Take the 2-minute tour ×
Stack Overflow is a question and answer site for professional and enthusiast programmers. It's 100% free, no registration required.

Lets say I have stream data from the Twitter API, and I have the data stored as documents in the MongoDB. What I'm trying to find is the count of screen_name under entities.user_mentions.

{
    "_id" : ObjectId("50657d5844956d06fb5b36c7"),
    "contributors" : null,
    "text" : "",
    "entities" : {
        "urls" : [ ],
        "hashtags" : [
            {
                "text" : "",
                "indices" : [
                    26,
                    30
                ]
            },
            {
                "text" : "",
                "indices" : []
            }
        ],
        "user_mentions" : [ 
                {
                    "name":"Twitter API", 
                    "indices":[4,15], 
                    "screen_name":"twitterapi", 
                    "id":6253282, "id_str":"6253282"
                }]
    },
    ...

I have attempted to use map reduce:

map = function() {
    if (!this.entities.user_mentions.screen_name) {
        return;
    }

    for (index in this.entities.user_mentions.screen_name) {
        emit(this.entities.user_mentions.screen_name[index], 1);
    }
}

reduce = function(previous, current) {
    var count = 0;

    for (index in current) {
        count += current[index];
    }

    return count;
}

result = db.runCommand({
    "mapreduce" : "twitter_sample",
    "map" : map,
    "reduce" : reduce,
    "out" : "user_mentions"
});

But its not quite working...

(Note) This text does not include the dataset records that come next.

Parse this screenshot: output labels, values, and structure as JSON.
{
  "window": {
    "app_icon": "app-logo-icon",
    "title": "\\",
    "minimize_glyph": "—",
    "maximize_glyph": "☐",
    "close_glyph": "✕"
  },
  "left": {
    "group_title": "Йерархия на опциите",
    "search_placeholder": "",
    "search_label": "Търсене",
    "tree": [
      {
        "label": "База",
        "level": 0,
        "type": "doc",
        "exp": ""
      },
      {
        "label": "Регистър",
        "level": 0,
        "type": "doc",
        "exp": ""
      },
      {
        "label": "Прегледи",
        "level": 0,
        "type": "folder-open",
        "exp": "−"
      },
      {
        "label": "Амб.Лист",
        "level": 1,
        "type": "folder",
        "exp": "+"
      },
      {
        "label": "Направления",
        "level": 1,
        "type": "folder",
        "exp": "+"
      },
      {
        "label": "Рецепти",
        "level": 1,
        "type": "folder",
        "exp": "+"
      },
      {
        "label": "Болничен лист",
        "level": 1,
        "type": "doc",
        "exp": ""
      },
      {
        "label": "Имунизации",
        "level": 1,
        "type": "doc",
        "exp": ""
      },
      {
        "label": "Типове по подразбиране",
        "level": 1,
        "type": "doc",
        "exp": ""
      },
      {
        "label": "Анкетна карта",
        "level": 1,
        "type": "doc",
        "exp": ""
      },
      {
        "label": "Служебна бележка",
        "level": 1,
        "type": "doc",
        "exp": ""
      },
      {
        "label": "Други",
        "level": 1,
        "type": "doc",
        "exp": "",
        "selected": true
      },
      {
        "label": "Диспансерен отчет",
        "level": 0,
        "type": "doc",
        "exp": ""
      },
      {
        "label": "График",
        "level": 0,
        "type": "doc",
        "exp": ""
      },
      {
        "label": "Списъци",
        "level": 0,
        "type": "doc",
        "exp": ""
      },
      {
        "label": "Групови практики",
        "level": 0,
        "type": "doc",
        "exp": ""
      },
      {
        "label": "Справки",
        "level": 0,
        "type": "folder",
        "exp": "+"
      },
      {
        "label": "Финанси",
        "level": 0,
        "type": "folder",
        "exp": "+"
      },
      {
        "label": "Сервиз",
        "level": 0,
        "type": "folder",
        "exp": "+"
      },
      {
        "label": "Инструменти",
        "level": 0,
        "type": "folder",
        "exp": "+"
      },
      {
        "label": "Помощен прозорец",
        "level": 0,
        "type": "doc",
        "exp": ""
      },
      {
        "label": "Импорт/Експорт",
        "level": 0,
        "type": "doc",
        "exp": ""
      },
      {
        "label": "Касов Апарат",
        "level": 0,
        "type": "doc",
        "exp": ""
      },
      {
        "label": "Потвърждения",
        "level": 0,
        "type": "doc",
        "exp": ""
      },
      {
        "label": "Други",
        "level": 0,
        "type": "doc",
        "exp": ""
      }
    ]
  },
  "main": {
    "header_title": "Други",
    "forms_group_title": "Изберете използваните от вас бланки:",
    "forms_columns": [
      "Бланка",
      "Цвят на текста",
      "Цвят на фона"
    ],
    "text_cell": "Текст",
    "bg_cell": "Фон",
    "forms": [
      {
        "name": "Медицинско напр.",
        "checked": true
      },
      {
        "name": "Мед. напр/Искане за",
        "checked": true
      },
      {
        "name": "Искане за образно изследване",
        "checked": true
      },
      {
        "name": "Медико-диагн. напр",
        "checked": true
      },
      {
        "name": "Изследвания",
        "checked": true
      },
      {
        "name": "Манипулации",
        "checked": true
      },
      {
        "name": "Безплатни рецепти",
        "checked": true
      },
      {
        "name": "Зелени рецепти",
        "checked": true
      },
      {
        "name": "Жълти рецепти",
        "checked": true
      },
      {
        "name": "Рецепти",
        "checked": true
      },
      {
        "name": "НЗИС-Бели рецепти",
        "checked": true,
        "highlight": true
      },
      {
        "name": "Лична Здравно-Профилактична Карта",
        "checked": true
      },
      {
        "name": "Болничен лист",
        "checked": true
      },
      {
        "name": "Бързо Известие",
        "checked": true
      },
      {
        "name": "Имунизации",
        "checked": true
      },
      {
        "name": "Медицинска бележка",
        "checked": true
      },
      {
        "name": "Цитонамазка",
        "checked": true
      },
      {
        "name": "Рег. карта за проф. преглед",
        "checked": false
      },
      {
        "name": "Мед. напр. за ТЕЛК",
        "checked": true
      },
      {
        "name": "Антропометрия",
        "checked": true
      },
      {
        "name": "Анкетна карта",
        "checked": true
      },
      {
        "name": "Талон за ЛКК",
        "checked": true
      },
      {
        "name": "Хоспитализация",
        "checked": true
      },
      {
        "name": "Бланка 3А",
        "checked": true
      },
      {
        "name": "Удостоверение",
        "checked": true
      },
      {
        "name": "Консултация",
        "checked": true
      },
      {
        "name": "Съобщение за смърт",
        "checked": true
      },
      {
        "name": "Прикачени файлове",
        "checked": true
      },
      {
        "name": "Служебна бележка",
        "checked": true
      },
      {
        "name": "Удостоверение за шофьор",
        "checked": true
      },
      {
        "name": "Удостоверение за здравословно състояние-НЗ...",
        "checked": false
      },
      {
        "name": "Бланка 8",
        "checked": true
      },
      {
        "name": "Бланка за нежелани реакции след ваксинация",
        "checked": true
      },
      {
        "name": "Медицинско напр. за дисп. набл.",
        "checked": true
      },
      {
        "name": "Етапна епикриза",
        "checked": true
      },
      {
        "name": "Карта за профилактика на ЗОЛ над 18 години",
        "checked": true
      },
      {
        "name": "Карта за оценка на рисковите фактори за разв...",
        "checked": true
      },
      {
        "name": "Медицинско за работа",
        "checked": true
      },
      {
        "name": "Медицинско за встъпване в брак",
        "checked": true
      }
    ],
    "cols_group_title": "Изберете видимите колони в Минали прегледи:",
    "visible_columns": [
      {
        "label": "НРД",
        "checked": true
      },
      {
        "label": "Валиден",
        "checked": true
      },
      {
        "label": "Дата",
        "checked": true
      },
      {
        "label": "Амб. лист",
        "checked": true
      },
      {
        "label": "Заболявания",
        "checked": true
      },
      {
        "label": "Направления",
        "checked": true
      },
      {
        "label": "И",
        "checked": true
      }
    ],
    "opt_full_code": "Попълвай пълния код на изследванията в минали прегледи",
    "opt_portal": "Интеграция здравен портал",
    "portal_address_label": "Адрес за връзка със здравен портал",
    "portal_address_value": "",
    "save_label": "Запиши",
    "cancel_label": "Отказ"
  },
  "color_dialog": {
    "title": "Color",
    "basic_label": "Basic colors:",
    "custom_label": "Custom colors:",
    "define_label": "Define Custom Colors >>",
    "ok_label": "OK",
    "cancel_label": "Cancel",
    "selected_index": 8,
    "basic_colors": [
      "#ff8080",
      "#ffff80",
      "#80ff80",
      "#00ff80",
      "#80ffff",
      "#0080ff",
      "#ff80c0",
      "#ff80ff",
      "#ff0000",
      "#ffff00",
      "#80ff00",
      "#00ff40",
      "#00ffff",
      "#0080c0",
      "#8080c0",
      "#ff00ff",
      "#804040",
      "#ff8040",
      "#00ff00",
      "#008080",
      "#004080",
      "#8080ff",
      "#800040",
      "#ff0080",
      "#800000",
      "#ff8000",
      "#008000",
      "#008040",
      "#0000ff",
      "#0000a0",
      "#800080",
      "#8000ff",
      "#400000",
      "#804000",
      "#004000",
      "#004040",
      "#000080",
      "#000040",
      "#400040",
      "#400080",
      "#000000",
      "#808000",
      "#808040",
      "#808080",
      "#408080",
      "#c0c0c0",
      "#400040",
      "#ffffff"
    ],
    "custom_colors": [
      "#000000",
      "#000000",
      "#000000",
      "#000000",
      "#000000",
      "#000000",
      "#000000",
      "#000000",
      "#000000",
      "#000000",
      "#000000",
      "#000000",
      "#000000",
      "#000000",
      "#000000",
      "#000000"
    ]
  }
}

share|improve this question

1 Answer 1

up vote 3 down vote accepted

Since entities.user_mentions is an array, you want to emit a value for each screen_name in the map():

var map = function() {
    this.entities.user_mentions.forEach(function(mention) {
        emit(mention.screen_name, { count: 1 });
    })
};

Then count the values by unique screen_name in the reduce():

var reduce = function(key, values) {
    // NB: reduce() uses same format as results emitted by map()
    var result = { count: 0 };

    values.forEach(function(value) {
        result.count += value.count;
    });

    return result;
};

Note: to debug your map/reduce JavaScript functions, you can use print() and printjson() commands. The output will appear in your mongod log.

EDIT: For comparison, here is an example using the new Aggregation Framework in MongoDB 2.2:

db.twitter_sample.aggregate(
    // Project to limit the document fields included
    { $project: {
        _id: 0,
        "entities.user_mentions" : 1
    }},

    // Split user_mentions array into a stream of documents
    { $unwind: "$entities.user_mentions" },

    // Group and count the unique mentions by screen_name
    { $group : {
        _id: "$entities.user_mentions.screen_name",
        count: { $sum : 1 }
    }},

    // Optional: sort by count, descending
    { $sort : {
        "count" : -1
    }}
)

The original Map/Reduce approach is best suited for a large data set, as is implied with Twitter data. For a comparison of Map/Reduce vs Aggregation Framework limitations see the related discussion on the StackOverflow question MongoDB group(), $group and MapReduce.

share|improve this answer
    
Hats off to you sir. I was wondering can I do the same using the Aggregate Framework? group() function? –  chutsu Sep 30 '12 at 9:41
1  
@chutsu: You can do the same with the Aggregation Framework, but there are a few caveats such as the results being limited to inline at the moment, and to the maximum document size of 16Mb. It may also be possible to use the group() command, but this also has some limitations. For a comparison of the approaches and limitations see: MongoDB group(), $group and MapReduce. –  Stennie Sep 30 '12 at 10:24
1  
@chutsu: Added an example with the Aggregation Framework for you ;-) –  Stennie Sep 30 '12 at 10:33
    
Thanks Stennie :) –  chutsu Sep 30 '12 at 10:40
    
hmmm the aggregate version doesn't seem to return the same values as the map reduce version –  chutsu Oct 1 '12 at 12:10

Your Answer

 
discard

By posting your answer, you agree to the privacy policy and terms of service.

Not the answer you're looking for? Browse other questions tagged or ask your own question.